▶ Your task
Among the entries below, please show each line that carries the word "Toggle".

Items listed in a dataset:
- - - -
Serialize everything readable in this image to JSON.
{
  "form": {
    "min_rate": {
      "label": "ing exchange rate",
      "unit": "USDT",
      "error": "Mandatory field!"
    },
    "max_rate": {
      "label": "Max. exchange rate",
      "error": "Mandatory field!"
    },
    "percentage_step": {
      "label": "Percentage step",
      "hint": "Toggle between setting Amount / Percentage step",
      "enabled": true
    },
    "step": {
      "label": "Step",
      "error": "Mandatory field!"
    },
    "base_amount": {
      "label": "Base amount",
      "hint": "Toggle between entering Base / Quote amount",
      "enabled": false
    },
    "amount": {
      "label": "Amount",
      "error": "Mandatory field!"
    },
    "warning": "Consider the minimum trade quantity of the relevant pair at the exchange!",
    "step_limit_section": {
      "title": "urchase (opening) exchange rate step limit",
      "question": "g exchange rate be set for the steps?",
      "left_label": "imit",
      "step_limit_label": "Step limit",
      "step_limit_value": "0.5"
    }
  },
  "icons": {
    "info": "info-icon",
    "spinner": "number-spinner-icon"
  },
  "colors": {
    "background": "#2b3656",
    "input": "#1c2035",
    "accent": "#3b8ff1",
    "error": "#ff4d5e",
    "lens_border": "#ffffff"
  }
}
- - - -
▶ Exercise answer
      "hint": "Toggle between setting Amount / Percentage step",
      "hint": "Toggle between entering Base / Quote amount",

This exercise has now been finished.